|Red Boat (Imaginary Boys)|
"Mr. Doig's canvases are unabashedly beautiful, a trait often viewed with suspicion in the contemporary art world but for which he makes no apologies. " - The New York Times
No Foreign Lands is a remarkable show of the work of the celebrated painter Peter Doig. The show is limited to his output since 2002, when he chose to return to Trinidad, where he had spent his early childhood. Born in Edinburgh in 1959, Doig spent his formative years in Montreal, with his art training mostly in England. The title of the show is taken from the quote by Robert Louis Stevenson, "There are no foreign lands. It is the traveller only who is foreign."
|One Hundred Years Ago|
Most of the paintings in the exhibit are large oils on canvas or linen. Doig has a wonderful way with colour, and it is not difficult to see the influence of Matisse and Gauguin in his work. There are also nods to Canadian Tom Thomson and the Group of Seven: note the red canoe in the landscape at right, and its title. His work is very "painterly", with lovely transparencies and the seemingly serendipitous flow of pigment, including the trademark drips of thinly applied paint.
|Man Dressed as Bat|
The show includes many preparatory drawings and sketches, which help the viewer to understand Doig's process. He is omnivorous and idiosyncratic in his borrowing of motifs and images, many of which appear repeatedly. Another signature feature in many of his paintings is the use of horizontal bands of colour.

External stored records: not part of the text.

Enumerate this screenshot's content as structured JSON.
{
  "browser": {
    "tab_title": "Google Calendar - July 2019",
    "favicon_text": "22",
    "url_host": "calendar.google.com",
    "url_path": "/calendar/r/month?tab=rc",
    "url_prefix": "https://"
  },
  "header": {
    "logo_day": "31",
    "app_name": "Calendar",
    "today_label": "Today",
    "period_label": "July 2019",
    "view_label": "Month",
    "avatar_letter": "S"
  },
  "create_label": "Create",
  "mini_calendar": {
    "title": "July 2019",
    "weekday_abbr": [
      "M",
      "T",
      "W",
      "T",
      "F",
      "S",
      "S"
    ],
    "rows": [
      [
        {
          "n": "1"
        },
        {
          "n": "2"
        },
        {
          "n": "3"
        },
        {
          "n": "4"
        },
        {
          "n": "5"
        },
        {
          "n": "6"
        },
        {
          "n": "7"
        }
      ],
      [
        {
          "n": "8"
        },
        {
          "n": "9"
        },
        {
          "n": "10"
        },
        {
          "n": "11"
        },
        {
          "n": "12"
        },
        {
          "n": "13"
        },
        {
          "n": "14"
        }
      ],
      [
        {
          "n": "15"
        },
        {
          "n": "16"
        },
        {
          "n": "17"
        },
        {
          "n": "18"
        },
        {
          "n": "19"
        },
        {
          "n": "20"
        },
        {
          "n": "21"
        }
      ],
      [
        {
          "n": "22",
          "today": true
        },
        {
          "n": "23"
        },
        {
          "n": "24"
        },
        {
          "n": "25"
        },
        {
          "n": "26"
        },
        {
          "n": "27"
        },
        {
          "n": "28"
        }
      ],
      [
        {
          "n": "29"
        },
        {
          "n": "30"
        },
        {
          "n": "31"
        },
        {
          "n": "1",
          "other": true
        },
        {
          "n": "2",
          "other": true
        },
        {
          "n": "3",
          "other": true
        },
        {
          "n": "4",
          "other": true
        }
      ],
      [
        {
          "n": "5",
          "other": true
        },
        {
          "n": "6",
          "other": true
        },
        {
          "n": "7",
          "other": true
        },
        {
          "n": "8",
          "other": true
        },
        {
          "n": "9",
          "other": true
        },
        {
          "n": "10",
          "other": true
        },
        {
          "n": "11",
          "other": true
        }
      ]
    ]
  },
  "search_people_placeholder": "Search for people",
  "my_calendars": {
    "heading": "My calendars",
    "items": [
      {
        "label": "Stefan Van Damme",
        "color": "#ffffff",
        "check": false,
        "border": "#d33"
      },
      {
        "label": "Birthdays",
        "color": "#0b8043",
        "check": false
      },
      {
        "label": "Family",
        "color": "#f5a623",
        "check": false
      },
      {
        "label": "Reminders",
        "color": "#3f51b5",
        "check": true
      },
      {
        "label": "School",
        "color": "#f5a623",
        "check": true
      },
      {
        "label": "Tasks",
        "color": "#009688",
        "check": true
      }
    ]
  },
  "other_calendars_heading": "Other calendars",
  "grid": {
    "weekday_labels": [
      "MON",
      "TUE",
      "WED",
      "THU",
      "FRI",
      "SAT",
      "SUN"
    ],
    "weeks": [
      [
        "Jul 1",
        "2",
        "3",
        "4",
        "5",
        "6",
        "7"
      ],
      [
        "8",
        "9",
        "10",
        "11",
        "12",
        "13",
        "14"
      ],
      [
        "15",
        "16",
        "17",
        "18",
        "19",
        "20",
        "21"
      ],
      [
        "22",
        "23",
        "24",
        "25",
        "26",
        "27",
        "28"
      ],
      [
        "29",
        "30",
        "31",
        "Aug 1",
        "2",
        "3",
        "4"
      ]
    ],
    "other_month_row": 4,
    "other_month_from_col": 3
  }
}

Previously shown in Edinburgh, Montreal is the only North American venue for No Foreign Lands. The exhibit continues until May 4.